But not all fast songs do that.
If the music is too fast, it isn’t likely to enhance performance or endurance, says Costas Karageorghis, PhD, deputy head of sports psychology at Brunel University. He has studied the effects of music on exercise for more than 20 years.
Studies show there is a sweet spot, in terms of tempo, between 120 and 140 beats per minute. Beyond that, it doesn’t improve enjoyment or any other psychological variable while exercising.
That’s also true if you’re working out at a very intense level, or about 70%-80% of your aerobic capacity. In fact, for most elite athletes, music only has a small effect on performance. That’s because most athletes already have excellent focus when it comes to regulating their movements and reaching a particular goal. Music may be too distracting and even hinder performance for some professional athletes.
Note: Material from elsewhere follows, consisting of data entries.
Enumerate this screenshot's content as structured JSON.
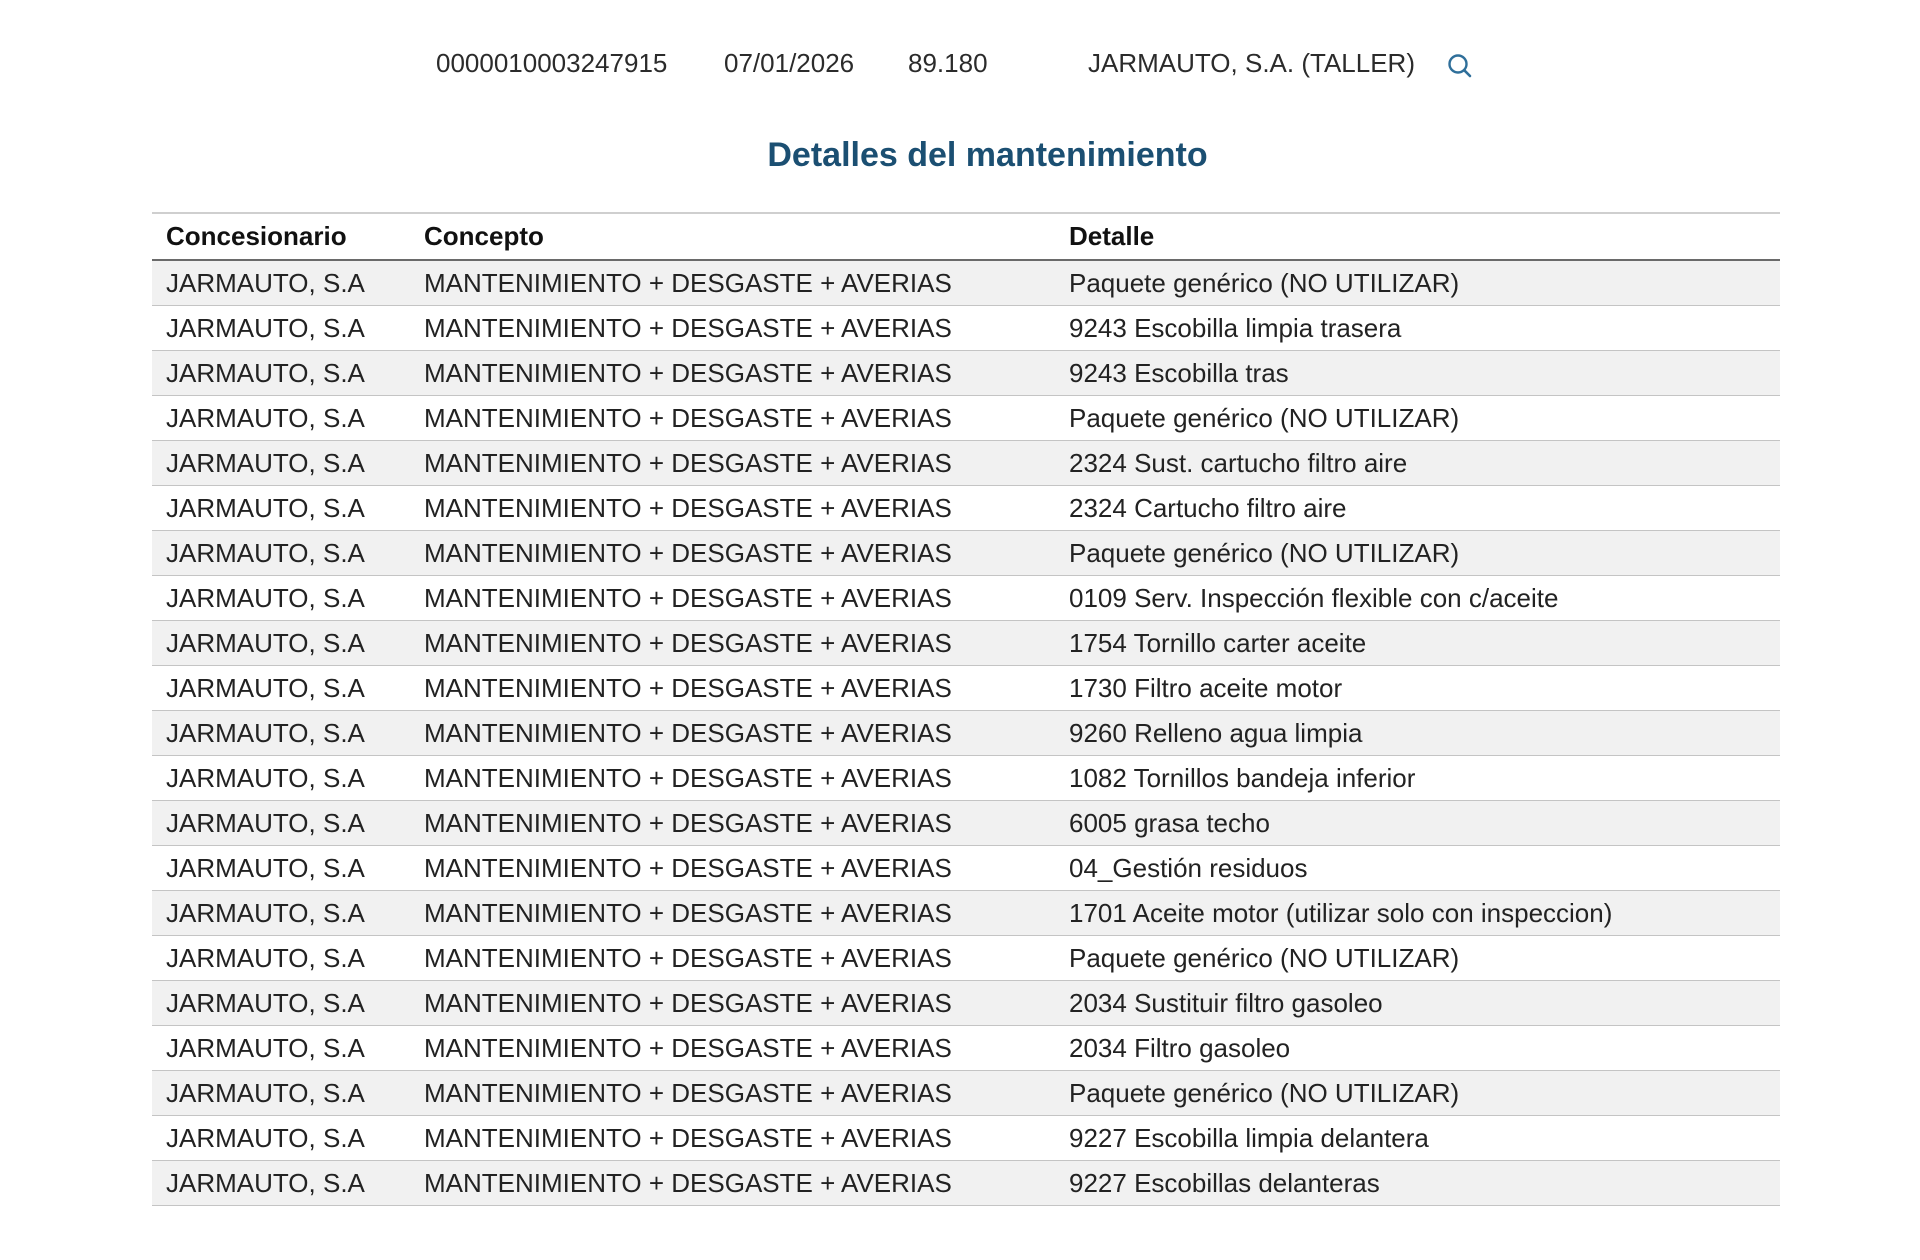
{
  "summary": {
    "id": "0000010003247915",
    "date": "07/01/2026",
    "km": "89.180",
    "dealer": "JARMAUTO, S.A. (TALLER)",
    "search_icon": "search-icon"
  },
  "title": "Detalles del mantenimiento",
  "table": {
    "headers": [
      "Concesionario",
      "Concepto",
      "Detalle"
    ],
    "rows": [
      [
        "JARMAUTO, S.A",
        "MANTENIMIENTO + DESGASTE + AVERIAS",
        "Paquete genérico (NO UTILIZAR)"
      ],
      [
        "JARMAUTO, S.A",
        "MANTENIMIENTO + DESGASTE + AVERIAS",
        "9243 Escobilla limpia trasera"
      ],
      [
        "JARMAUTO, S.A",
        "MANTENIMIENTO + DESGASTE + AVERIAS",
        "9243 Escobilla tras"
      ],
      [
        "JARMAUTO, S.A",
        "MANTENIMIENTO + DESGASTE + AVERIAS",
        "Paquete genérico (NO UTILIZAR)"
      ],
      [
        "JARMAUTO, S.A",
        "MANTENIMIENTO + DESGASTE + AVERIAS",
        "2324 Sust. cartucho filtro aire"
      ],
      [
        "JARMAUTO, S.A",
        "MANTENIMIENTO + DESGASTE + AVERIAS",
        "2324 Cartucho filtro aire"
      ],
      [
        "JARMAUTO, S.A",
        "MANTENIMIENTO + DESGASTE + AVERIAS",
        "Paquete genérico (NO UTILIZAR)"
      ],
      [
        "JARMAUTO, S.A",
        "MANTENIMIENTO + DESGASTE + AVERIAS",
        "0109 Serv. Inspección flexible con c/aceite"
      ],
      [
        "JARMAUTO, S.A",
        "MANTENIMIENTO + DESGASTE + AVERIAS",
        "1754 Tornillo carter aceite"
      ],
      [
        "JARMAUTO, S.A",
        "MANTENIMIENTO + DESGASTE + AVERIAS",
        "1730 Filtro aceite motor"
      ],
      [
        "JARMAUTO, S.A",
        "MANTENIMIENTO + DESGASTE + AVERIAS",
        "9260 Relleno agua limpia"
      ],
      [
        "JARMAUTO, S.A",
        "MANTENIMIENTO + DESGASTE + AVERIAS",
        "1082 Tornillos bandeja inferior"
      ],
      [
        "JARMAUTO, S.A",
        "MANTENIMIENTO + DESGASTE + AVERIAS",
        "6005 grasa techo"
      ],
      [
        "JARMAUTO, S.A",
        "MANTENIMIENTO + DESGASTE + AVERIAS",
        "04_Gestión residuos"
      ],
      [
        "JARMAUTO, S.A",
        "MANTENIMIENTO + DESGASTE + AVERIAS",
        "1701 Aceite motor (utilizar solo con inspeccion)"
      ],
      [
        "JARMAUTO, S.A",
        "MANTENIMIENTO + DESGASTE + AVERIAS",
        "Paquete genérico (NO UTILIZAR)"
      ],
      [
        "JARMAUTO, S.A",
        "MANTENIMIENTO + DESGASTE + AVERIAS",
        "2034 Sustituir filtro gasoleo"
      ],
      [
        "JARMAUTO, S.A",
        "MANTENIMIENTO + DESGASTE + AVERIAS",
        "2034 Filtro gasoleo"
      ],
      [
        "JARMAUTO, S.A",
        "MANTENIMIENTO + DESGASTE + AVERIAS",
        "Paquete genérico (NO UTILIZAR)"
      ],
      [
        "JARMAUTO, S.A",
        "MANTENIMIENTO + DESGASTE + AVERIAS",
        "9227 Escobilla limpia delantera"
      ],
      [
        "JARMAUTO, S.A",
        "MANTENIMIENTO + DESGASTE + AVERIAS",
        "9227 Escobillas delanteras"
      ]
    ]
  },
  "colors": {
    "title": "#1b4f72",
    "icon": "#2f6f9a",
    "stripe": "#f1f1f1"
  }
}
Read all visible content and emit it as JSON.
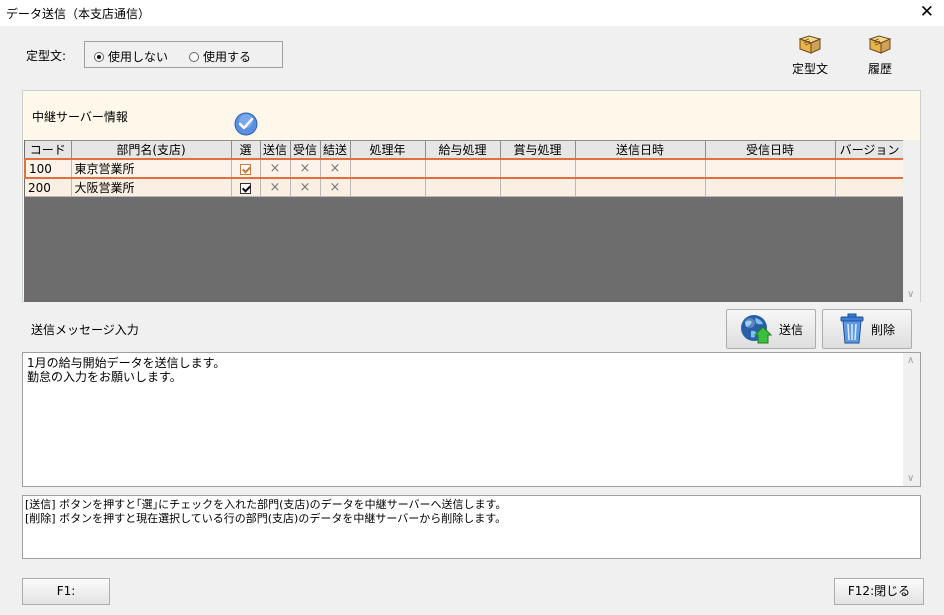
{
  "window": {
    "title": "データ送信（本支店通信）",
    "close_glyph": "✕"
  },
  "template": {
    "label": "定型文:",
    "options": [
      {
        "label": "使用しない",
        "selected": true
      },
      {
        "label": "使用する",
        "selected": false
      }
    ]
  },
  "toolbar": {
    "template_label": "定型文",
    "history_label": "履歴"
  },
  "relay": {
    "title": "中継サーバー情報",
    "columns": [
      "コード",
      "部門名(支店)",
      "選",
      "送信",
      "受信",
      "結送",
      "処理年",
      "給与処理",
      "賞与処理",
      "送信日時",
      "受信日時",
      "バージョン"
    ],
    "rows": [
      {
        "code": "100",
        "name": "東京営業所",
        "checked": true,
        "send": "×",
        "recv": "×",
        "kesso": "×",
        "year": "",
        "salary": "",
        "bonus": "",
        "sent_at": "",
        "recv_at": "",
        "version": ""
      },
      {
        "code": "200",
        "name": "大阪営業所",
        "checked": true,
        "send": "×",
        "recv": "×",
        "kesso": "×",
        "year": "",
        "salary": "",
        "bonus": "",
        "sent_at": "",
        "recv_at": "",
        "version": ""
      }
    ]
  },
  "message": {
    "title": "送信メッセージ入力",
    "send_label": "送信",
    "delete_label": "削除",
    "lines": [
      "1月の給与開始データを送信します。",
      "勤怠の入力をお願いします。"
    ]
  },
  "info": {
    "lines": [
      "[送信] ボタンを押すと｢選｣にチェックを入れた部門(支店)のデータを中継サーバーへ送信します。",
      "[削除] ボタンを押すと現在選択している行の部門(支店)のデータを中継サーバーから削除します。"
    ]
  },
  "footer": {
    "f1_label": "F1:",
    "f12_label": "F12:閉じる"
  },
  "colors": {
    "selected_row_border": "#e07040",
    "panel_bg": "#fdf8e9",
    "grid_bg": "#6d6d6d"
  }
}
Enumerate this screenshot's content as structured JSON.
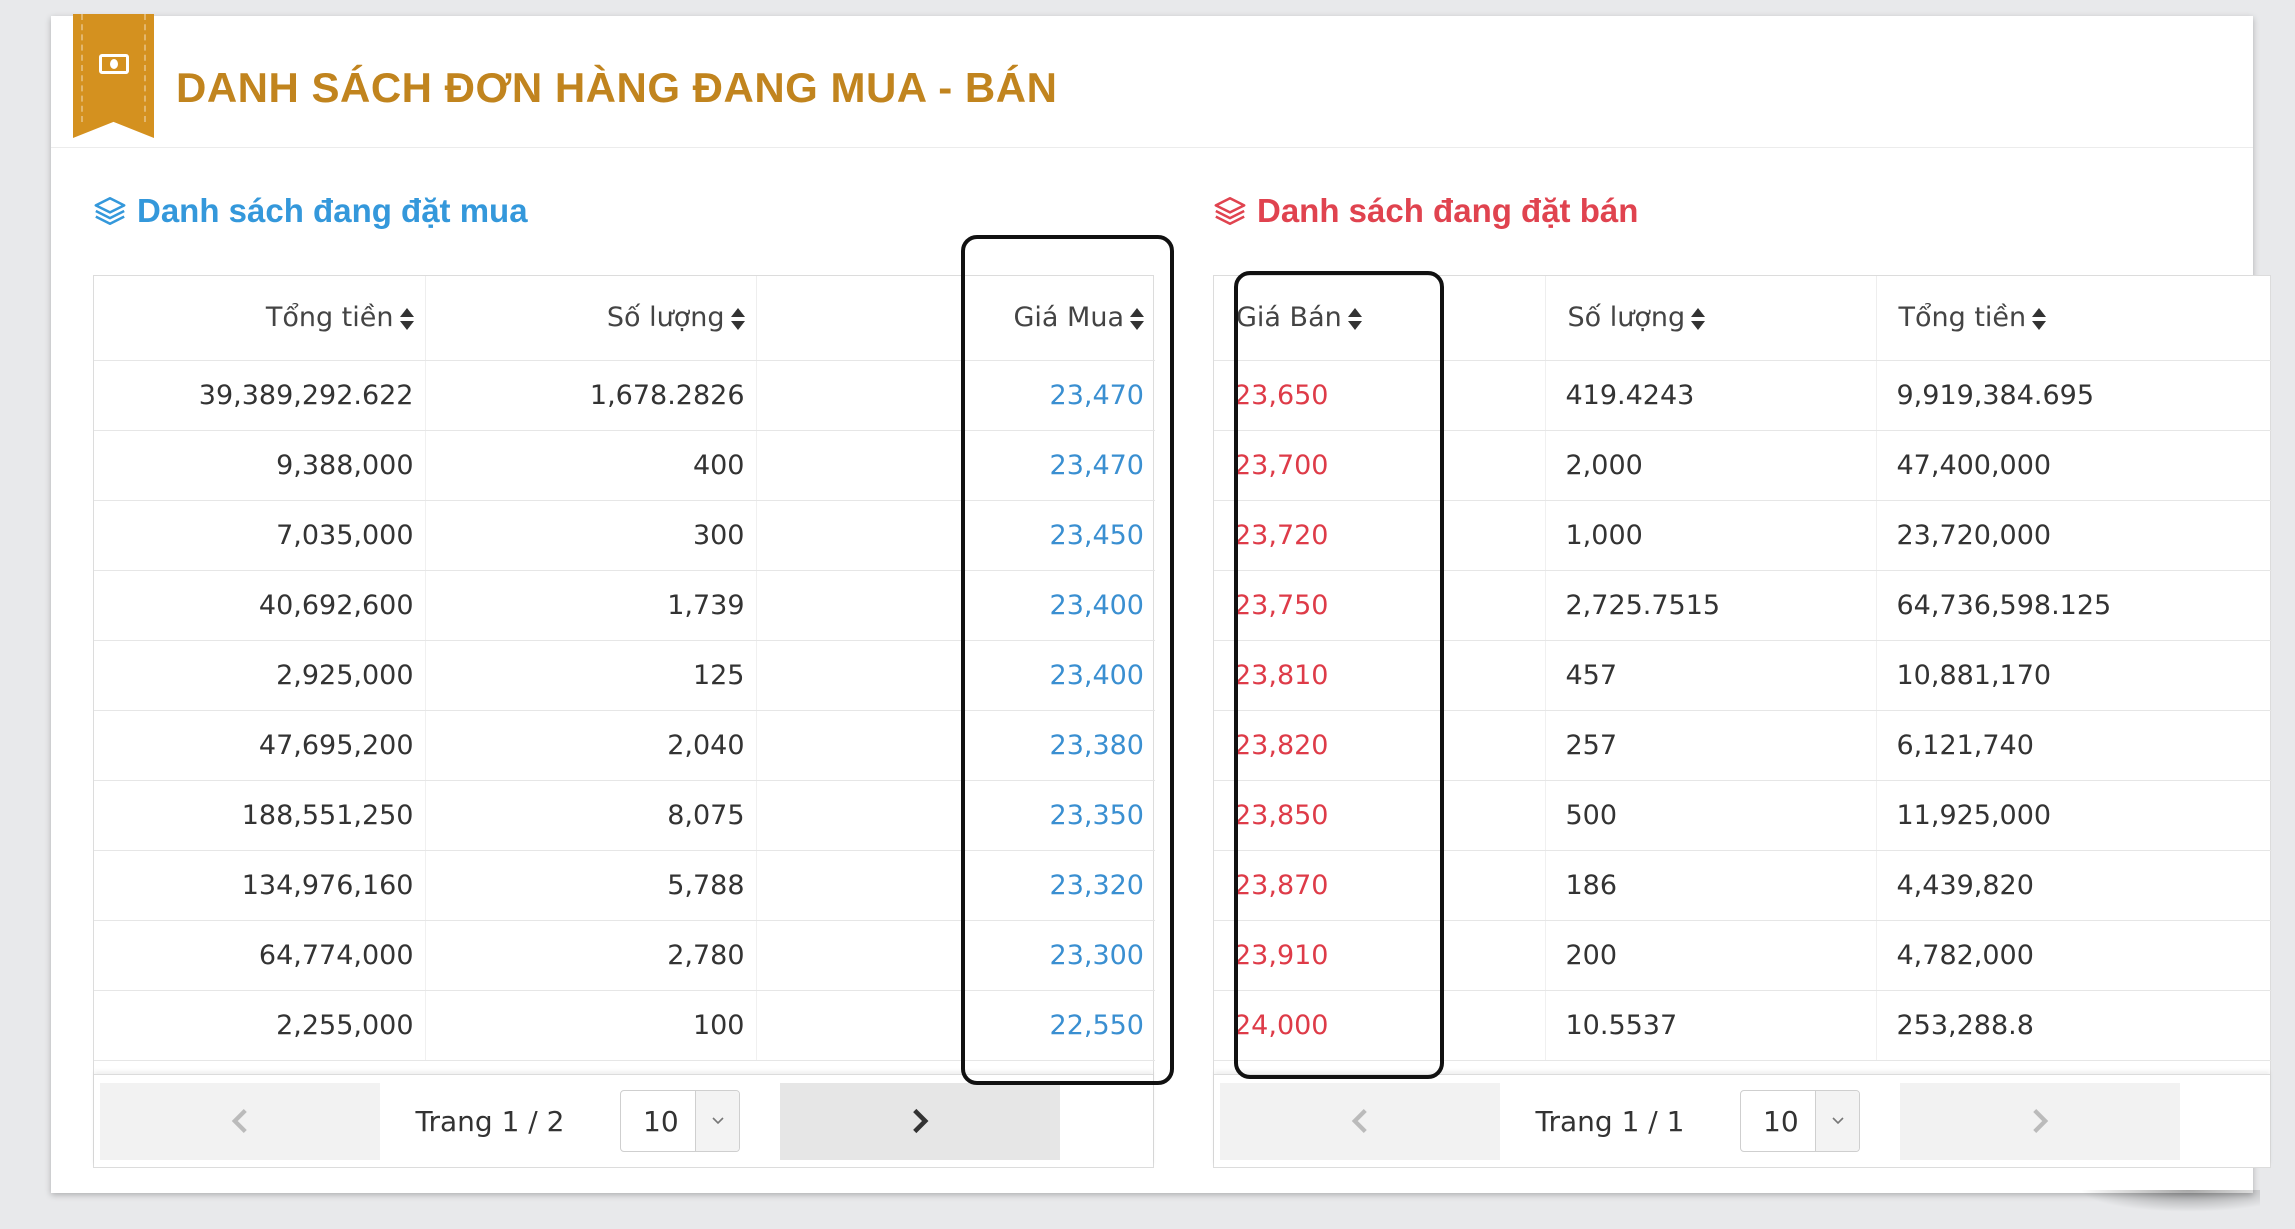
{
  "header": {
    "title": "DANH SÁCH ĐƠN HÀNG ĐANG MUA - BÁN"
  },
  "buy": {
    "title": "Danh sách đang đặt mua",
    "columns": [
      "Tổng tiền",
      "Số lượng",
      "Giá Mua"
    ],
    "rows": [
      [
        "39,389,292.622",
        "1,678.2826",
        "23,470"
      ],
      [
        "9,388,000",
        "400",
        "23,470"
      ],
      [
        "7,035,000",
        "300",
        "23,450"
      ],
      [
        "40,692,600",
        "1,739",
        "23,400"
      ],
      [
        "2,925,000",
        "125",
        "23,400"
      ],
      [
        "47,695,200",
        "2,040",
        "23,380"
      ],
      [
        "188,551,250",
        "8,075",
        "23,350"
      ],
      [
        "134,976,160",
        "5,788",
        "23,320"
      ],
      [
        "64,774,000",
        "2,780",
        "23,300"
      ],
      [
        "2,255,000",
        "100",
        "22,550"
      ]
    ],
    "pager": {
      "label": "Trang 1 / 2",
      "page_size": "10"
    }
  },
  "sell": {
    "title": "Danh sách đang đặt bán",
    "columns": [
      "Giá Bán",
      "Số lượng",
      "Tổng tiền"
    ],
    "rows": [
      [
        "23,650",
        "419.4243",
        "9,919,384.695"
      ],
      [
        "23,700",
        "2,000",
        "47,400,000"
      ],
      [
        "23,720",
        "1,000",
        "23,720,000"
      ],
      [
        "23,750",
        "2,725.7515",
        "64,736,598.125"
      ],
      [
        "23,810",
        "457",
        "10,881,170"
      ],
      [
        "23,820",
        "257",
        "6,121,740"
      ],
      [
        "23,850",
        "500",
        "11,925,000"
      ],
      [
        "23,870",
        "186",
        "4,439,820"
      ],
      [
        "23,910",
        "200",
        "4,782,000"
      ],
      [
        "24,000",
        "10.5537",
        "253,288.8"
      ]
    ],
    "pager": {
      "label": "Trang 1 / 1",
      "page_size": "10"
    }
  },
  "colors": {
    "accent_gold": "#c1841e",
    "buy_blue": "#3498db",
    "sell_red": "#e0434f"
  },
  "icons": [
    "money-icon",
    "layers-icon",
    "sort-icon",
    "chevron-left-icon",
    "chevron-right-icon",
    "chevron-down-icon"
  ]
}
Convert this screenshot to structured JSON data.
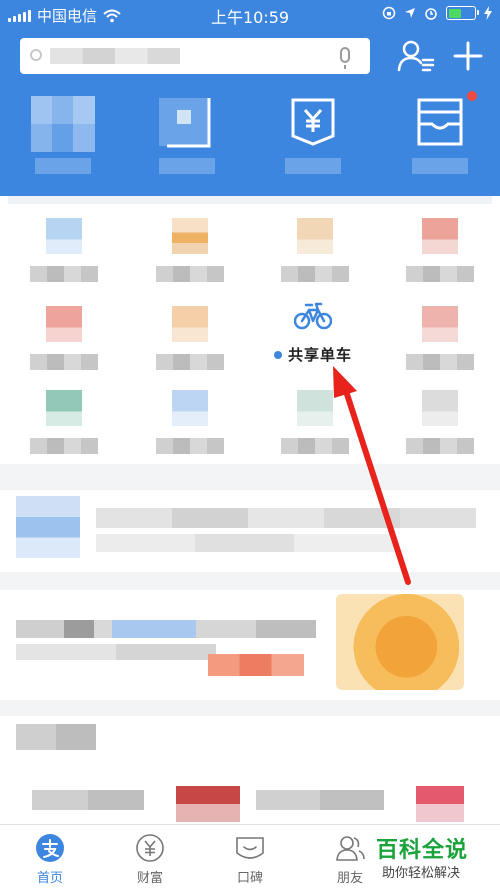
{
  "status_bar": {
    "carrier": "中国电信",
    "time": "上午10:59"
  },
  "icons": {
    "contacts": "contacts-icon",
    "add": "add-icon",
    "yuan": "yuan-icon",
    "bike": "bike-icon"
  },
  "colors": {
    "header_blue": "#3d86df",
    "arrow_red": "#e8231b",
    "watermark_green": "#1ba33b",
    "battery_green": "#4cd964"
  },
  "featured_app": {
    "label": "共享单车"
  },
  "tabbar": {
    "items": [
      {
        "label": "首页",
        "active": true
      },
      {
        "label": "财富"
      },
      {
        "label": "口碑"
      },
      {
        "label": "朋友"
      }
    ]
  },
  "watermark": {
    "title": "百科全说",
    "subtitle": "助你轻松解决"
  }
}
But for the average person who exercises at a moderate level a few days a week, music can and does enhance working out. Unlike athletes who train for a living, most people actively seek distractions while working out. Listening to music may ease the boredom they associate with exercising.
Music can help you to tolerate exercise, and may even motivate you to work out more often.